@ Ashfika Rahman, from her project File of The Disappeared, 2018.
10. Alys Tomlinson (UK) nominated by Fiona Rogers, (UK, Chief Operating Officer at Magnum Photos and Founder of Firecracker).
"Tomlinson had a great year in 2018, taking home the Sony World Photographer of the Year prize just months after a Taylor Wessing Portrait award nomination. Her award-winning project Ex-Voto will be published in March by Gost alongside an exhibition at HackelBury."
Follow Alys on PHmuseum and Instagram.
© Alys Tomlinson, from her project Ex-Voto, 2018.
11. Karolina Wojtas (Poland) nominated by Rafal Milach (Poland, Visual Artist and Photographer).
"A vibrant, creative young author experimenting with photography, drawing and spacial objects.
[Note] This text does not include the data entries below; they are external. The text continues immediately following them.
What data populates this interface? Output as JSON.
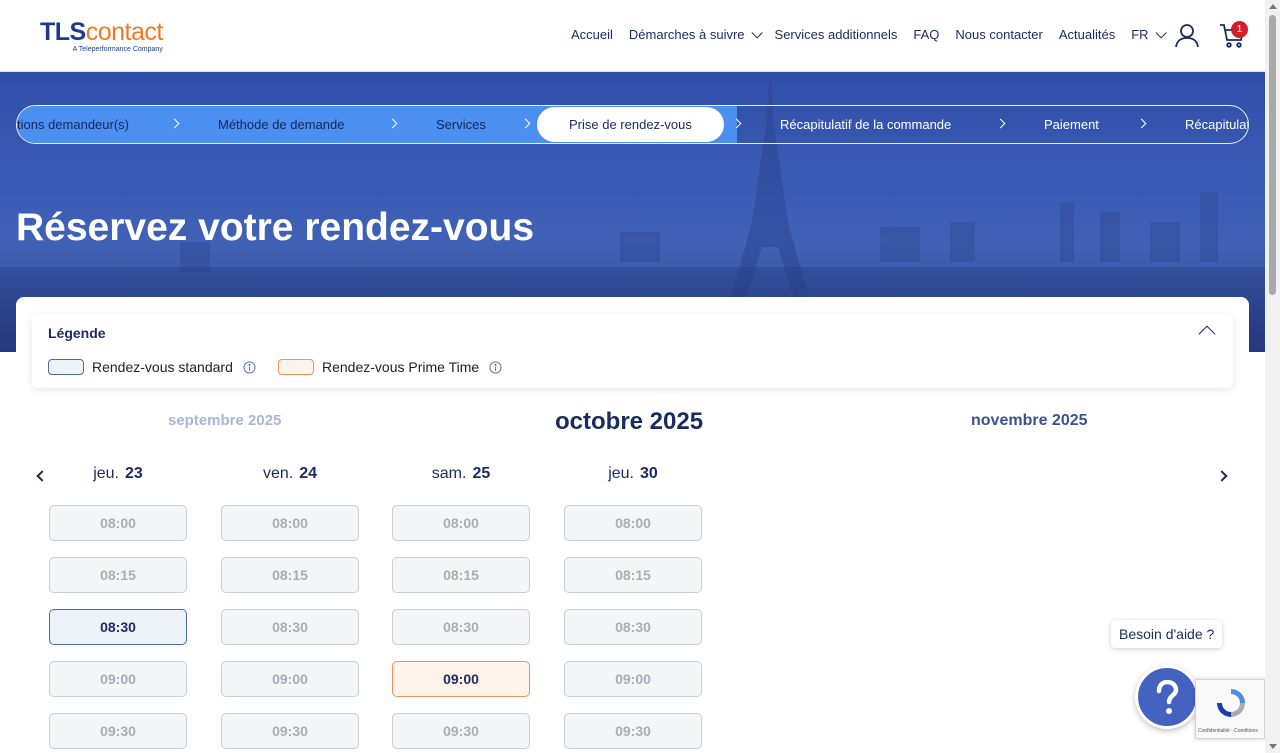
{
  "brand": {
    "name_part1": "TLS",
    "name_part2": "contact",
    "tagline": "A Teleperformance Company"
  },
  "nav": {
    "items": [
      "Accueil",
      "Démarches à suivre",
      "Services additionnels",
      "FAQ",
      "Nous contacter",
      "Actualités",
      "FR"
    ],
    "cart_count": "1"
  },
  "stepper": {
    "steps": [
      "tions demandeur(s)",
      "Méthode de demande",
      "Services",
      "Prise de rendez-vous",
      "Récapitulatif de la commande",
      "Paiement",
      "Récapitulat"
    ],
    "active": "Prise de rendez-vous"
  },
  "hero": {
    "title": "Réservez votre rendez-vous"
  },
  "legend": {
    "title": "Légende",
    "standard_label": "Rendez-vous standard",
    "prime_label": "Rendez-vous Prime Time"
  },
  "months": {
    "previous": "septembre 2025",
    "current": "octobre 2025",
    "next": "novembre 2025"
  },
  "days": [
    {
      "weekday": "jeu.",
      "date": "23",
      "slots": [
        "08:00",
        "08:15",
        "08:30",
        "09:00",
        "09:30"
      ],
      "states": [
        "off",
        "off",
        "standard",
        "off",
        "off"
      ]
    },
    {
      "weekday": "ven.",
      "date": "24",
      "slots": [
        "08:00",
        "08:15",
        "08:30",
        "09:00",
        "09:30"
      ],
      "states": [
        "off",
        "off",
        "off",
        "off",
        "off"
      ]
    },
    {
      "weekday": "sam.",
      "date": "25",
      "slots": [
        "08:00",
        "08:15",
        "08:30",
        "09:00",
        "09:30"
      ],
      "states": [
        "off",
        "off",
        "off",
        "prime",
        "off"
      ]
    },
    {
      "weekday": "jeu.",
      "date": "30",
      "slots": [
        "08:00",
        "08:15",
        "08:30",
        "09:00",
        "09:30"
      ],
      "states": [
        "off",
        "off",
        "off",
        "off",
        "off"
      ]
    }
  ],
  "help": {
    "label": "Besoin d'aide ?"
  },
  "recaptcha": {
    "text": "Confidentialité - Conditions"
  }
}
She touches upon adolescence, childhood and coming out of age topics."
Follow Karolina on PHmuseum and Instagram.
© Karolina Wojtas, from her project Train to Knowledge, 2018.
12. Amina Zoubir (Algeria) nominated by Azu Nwagbogu (Nigeria, Founder and Director of the LagosPhoto Festival).
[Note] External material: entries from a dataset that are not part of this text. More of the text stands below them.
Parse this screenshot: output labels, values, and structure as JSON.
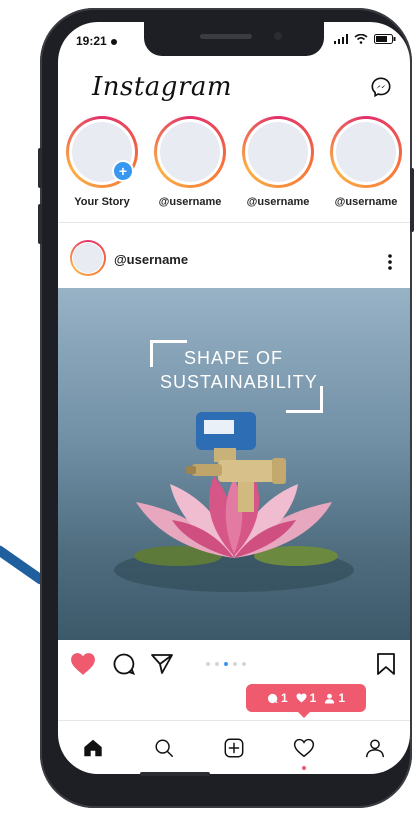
{
  "status": {
    "time": "19:21"
  },
  "app": {
    "name": "Instagram"
  },
  "stories": [
    {
      "label": "Your Story",
      "has_add": true
    },
    {
      "label": "@username",
      "has_add": false
    },
    {
      "label": "@username",
      "has_add": false
    },
    {
      "label": "@username",
      "has_add": false
    }
  ],
  "post": {
    "username": "@username",
    "headline_line1": "SHAPE OF",
    "headline_line2": "SUSTAINABILITY",
    "liked": true,
    "carousel": {
      "total": 5,
      "active": 3
    }
  },
  "notifications": {
    "comments": "1",
    "likes": "1",
    "follows": "1"
  },
  "colors": {
    "brand_red": "#ef5a6f",
    "link_blue": "#3897f0",
    "accent_gradient": [
      "#e1306c",
      "#f77737",
      "#fcaf45"
    ]
  },
  "icons": {
    "nav": [
      "home-icon",
      "search-icon",
      "add-post-icon",
      "activity-heart-icon",
      "profile-icon"
    ],
    "actions": [
      "like-heart-icon",
      "comment-icon",
      "share-icon",
      "bookmark-icon"
    ]
  }
}
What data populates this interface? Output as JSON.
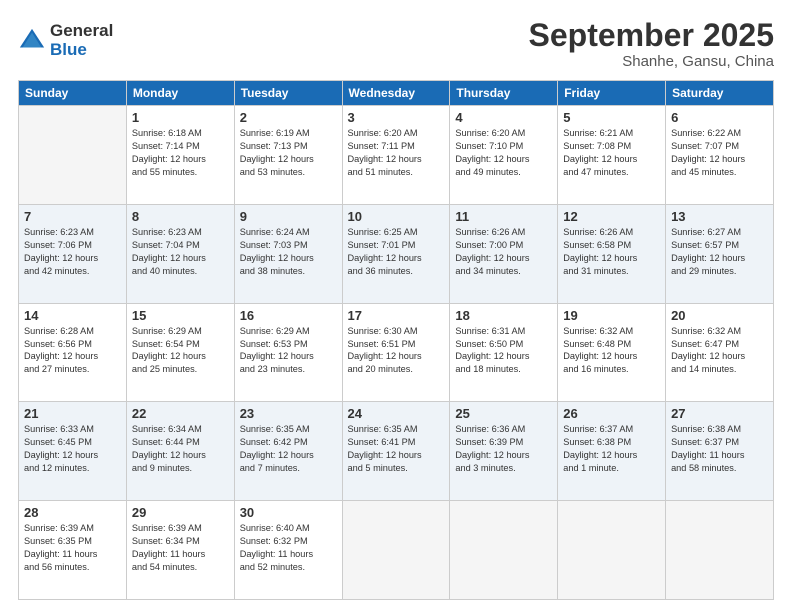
{
  "header": {
    "logo_general": "General",
    "logo_blue": "Blue",
    "month_title": "September 2025",
    "location": "Shanhe, Gansu, China"
  },
  "calendar": {
    "days_of_week": [
      "Sunday",
      "Monday",
      "Tuesday",
      "Wednesday",
      "Thursday",
      "Friday",
      "Saturday"
    ],
    "weeks": [
      [
        {
          "day": "",
          "info": ""
        },
        {
          "day": "1",
          "info": "Sunrise: 6:18 AM\nSunset: 7:14 PM\nDaylight: 12 hours\nand 55 minutes."
        },
        {
          "day": "2",
          "info": "Sunrise: 6:19 AM\nSunset: 7:13 PM\nDaylight: 12 hours\nand 53 minutes."
        },
        {
          "day": "3",
          "info": "Sunrise: 6:20 AM\nSunset: 7:11 PM\nDaylight: 12 hours\nand 51 minutes."
        },
        {
          "day": "4",
          "info": "Sunrise: 6:20 AM\nSunset: 7:10 PM\nDaylight: 12 hours\nand 49 minutes."
        },
        {
          "day": "5",
          "info": "Sunrise: 6:21 AM\nSunset: 7:08 PM\nDaylight: 12 hours\nand 47 minutes."
        },
        {
          "day": "6",
          "info": "Sunrise: 6:22 AM\nSunset: 7:07 PM\nDaylight: 12 hours\nand 45 minutes."
        }
      ],
      [
        {
          "day": "7",
          "info": "Sunrise: 6:23 AM\nSunset: 7:06 PM\nDaylight: 12 hours\nand 42 minutes."
        },
        {
          "day": "8",
          "info": "Sunrise: 6:23 AM\nSunset: 7:04 PM\nDaylight: 12 hours\nand 40 minutes."
        },
        {
          "day": "9",
          "info": "Sunrise: 6:24 AM\nSunset: 7:03 PM\nDaylight: 12 hours\nand 38 minutes."
        },
        {
          "day": "10",
          "info": "Sunrise: 6:25 AM\nSunset: 7:01 PM\nDaylight: 12 hours\nand 36 minutes."
        },
        {
          "day": "11",
          "info": "Sunrise: 6:26 AM\nSunset: 7:00 PM\nDaylight: 12 hours\nand 34 minutes."
        },
        {
          "day": "12",
          "info": "Sunrise: 6:26 AM\nSunset: 6:58 PM\nDaylight: 12 hours\nand 31 minutes."
        },
        {
          "day": "13",
          "info": "Sunrise: 6:27 AM\nSunset: 6:57 PM\nDaylight: 12 hours\nand 29 minutes."
        }
      ],
      [
        {
          "day": "14",
          "info": "Sunrise: 6:28 AM\nSunset: 6:56 PM\nDaylight: 12 hours\nand 27 minutes."
        },
        {
          "day": "15",
          "info": "Sunrise: 6:29 AM\nSunset: 6:54 PM\nDaylight: 12 hours\nand 25 minutes."
        },
        {
          "day": "16",
          "info": "Sunrise: 6:29 AM\nSunset: 6:53 PM\nDaylight: 12 hours\nand 23 minutes."
        },
        {
          "day": "17",
          "info": "Sunrise: 6:30 AM\nSunset: 6:51 PM\nDaylight: 12 hours\nand 20 minutes."
        },
        {
          "day": "18",
          "info": "Sunrise: 6:31 AM\nSunset: 6:50 PM\nDaylight: 12 hours\nand 18 minutes."
        },
        {
          "day": "19",
          "info": "Sunrise: 6:32 AM\nSunset: 6:48 PM\nDaylight: 12 hours\nand 16 minutes."
        },
        {
          "day": "20",
          "info": "Sunrise: 6:32 AM\nSunset: 6:47 PM\nDaylight: 12 hours\nand 14 minutes."
        }
      ],
      [
        {
          "day": "21",
          "info": "Sunrise: 6:33 AM\nSunset: 6:45 PM\nDaylight: 12 hours\nand 12 minutes."
        },
        {
          "day": "22",
          "info": "Sunrise: 6:34 AM\nSunset: 6:44 PM\nDaylight: 12 hours\nand 9 minutes."
        },
        {
          "day": "23",
          "info": "Sunrise: 6:35 AM\nSunset: 6:42 PM\nDaylight: 12 hours\nand 7 minutes."
        },
        {
          "day": "24",
          "info": "Sunrise: 6:35 AM\nSunset: 6:41 PM\nDaylight: 12 hours\nand 5 minutes."
        },
        {
          "day": "25",
          "info": "Sunrise: 6:36 AM\nSunset: 6:39 PM\nDaylight: 12 hours\nand 3 minutes."
        },
        {
          "day": "26",
          "info": "Sunrise: 6:37 AM\nSunset: 6:38 PM\nDaylight: 12 hours\nand 1 minute."
        },
        {
          "day": "27",
          "info": "Sunrise: 6:38 AM\nSunset: 6:37 PM\nDaylight: 11 hours\nand 58 minutes."
        }
      ],
      [
        {
          "day": "28",
          "info": "Sunrise: 6:39 AM\nSunset: 6:35 PM\nDaylight: 11 hours\nand 56 minutes."
        },
        {
          "day": "29",
          "info": "Sunrise: 6:39 AM\nSunset: 6:34 PM\nDaylight: 11 hours\nand 54 minutes."
        },
        {
          "day": "30",
          "info": "Sunrise: 6:40 AM\nSunset: 6:32 PM\nDaylight: 11 hours\nand 52 minutes."
        },
        {
          "day": "",
          "info": ""
        },
        {
          "day": "",
          "info": ""
        },
        {
          "day": "",
          "info": ""
        },
        {
          "day": "",
          "info": ""
        }
      ]
    ]
  }
}
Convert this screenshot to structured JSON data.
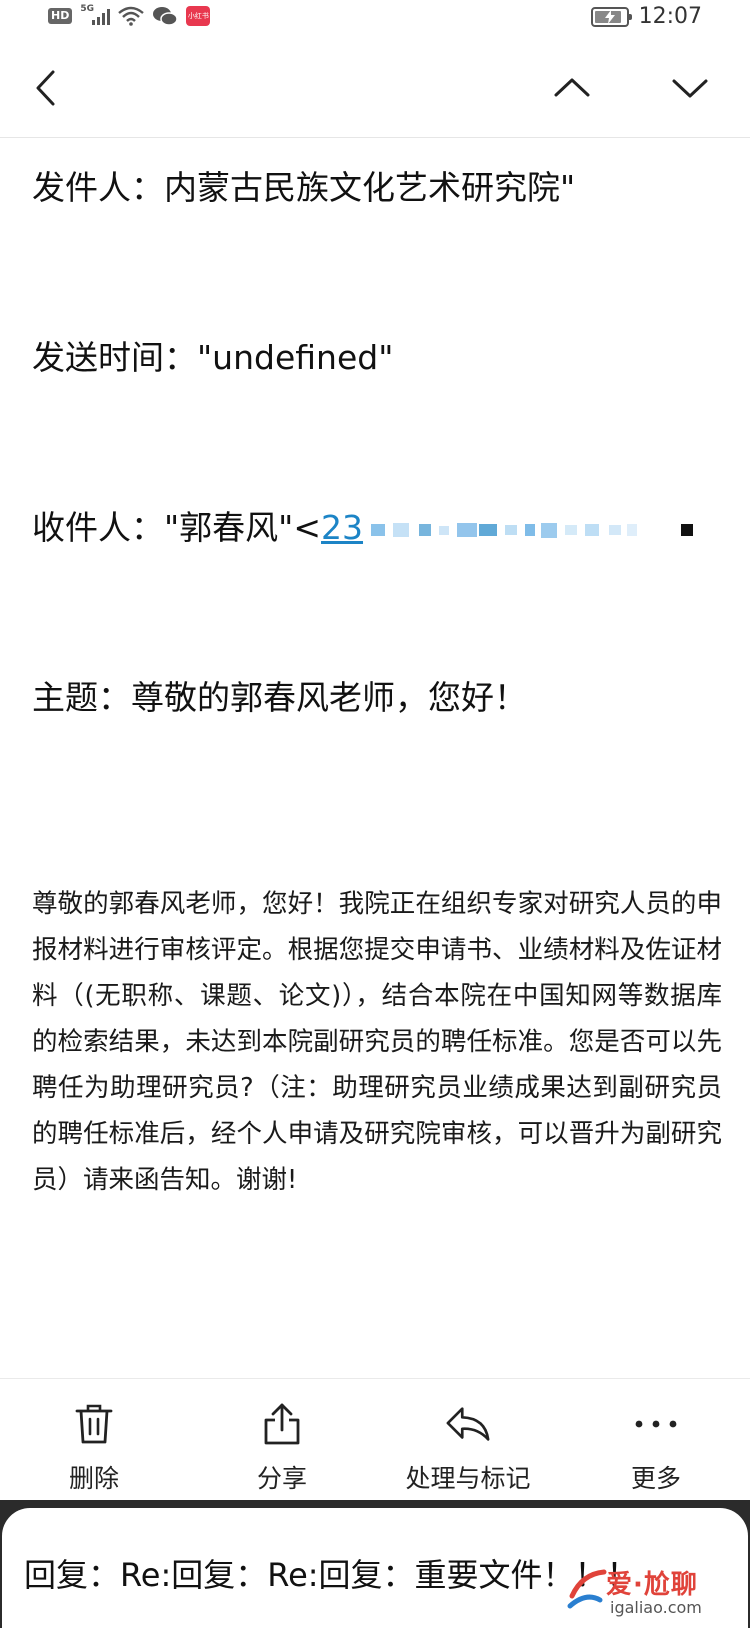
{
  "status_bar": {
    "hd": "HD",
    "network": "5G",
    "app_badge": "小红书",
    "time": "12:07"
  },
  "email": {
    "sender_label": "发件人：",
    "sender_value": "内蒙古民族文化艺术研究院\"",
    "time_label": "发送时间：",
    "time_value": "\"undefined\"",
    "recipient_label": "收件人：",
    "recipient_name": "\"郭春风\"<",
    "recipient_email_visible": "23",
    "subject_label": "主题：",
    "subject_value": "尊敬的郭春风老师，您好！",
    "body": "尊敬的郭春风老师，您好！我院正在组织专家对研究人员的申报材料进行审核评定。根据您提交申请书、业绩材料及佐证材料（(无职称、课题、论文)），结合本院在中国知网等数据库的检索结果，未达到本院副研究员的聘任标准。您是否可以先聘任为助理研究员?（注：助理研究员业绩成果达到副研究员的聘任标准后，经个人申请及研究院审核，可以晋升为副研究员）请来函告知。谢谢!"
  },
  "toolbar": {
    "delete_label": "删除",
    "share_label": "分享",
    "process_label": "处理与标记",
    "more_label": "更多"
  },
  "reply_bar": {
    "text": "回复：Re:回复：Re:回复：重要文件！！！"
  },
  "watermark": {
    "main": "爱·尬聊",
    "sub": "igaliao.com"
  },
  "colors": {
    "link": "#1c84c6",
    "text": "#111111",
    "watermark_red": "#e0433a"
  }
}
"Amina is an image-maker who works without boundaries by adopting a multidisciplinary approach - collage, photography, moving image and texts in creating work that tells stories of parts of the world that are often misunderstood. Her politically engaged work never feels voyeuristic but rather closely engaged with her subjects. I am very happy to nominate an artist of this calibre as one to watch in 2019."
Follow Amina on PHmuseum.
© Amina Zoubir, from her project Take the bus and look, 2006.
This article is part of the work we started two years ago to support female and non-binary photographers and reignite the debate on gender equality in our industry. Our dedicated initiatives include an annual Grant and several collaborations such as our online exhibition On Womanhood.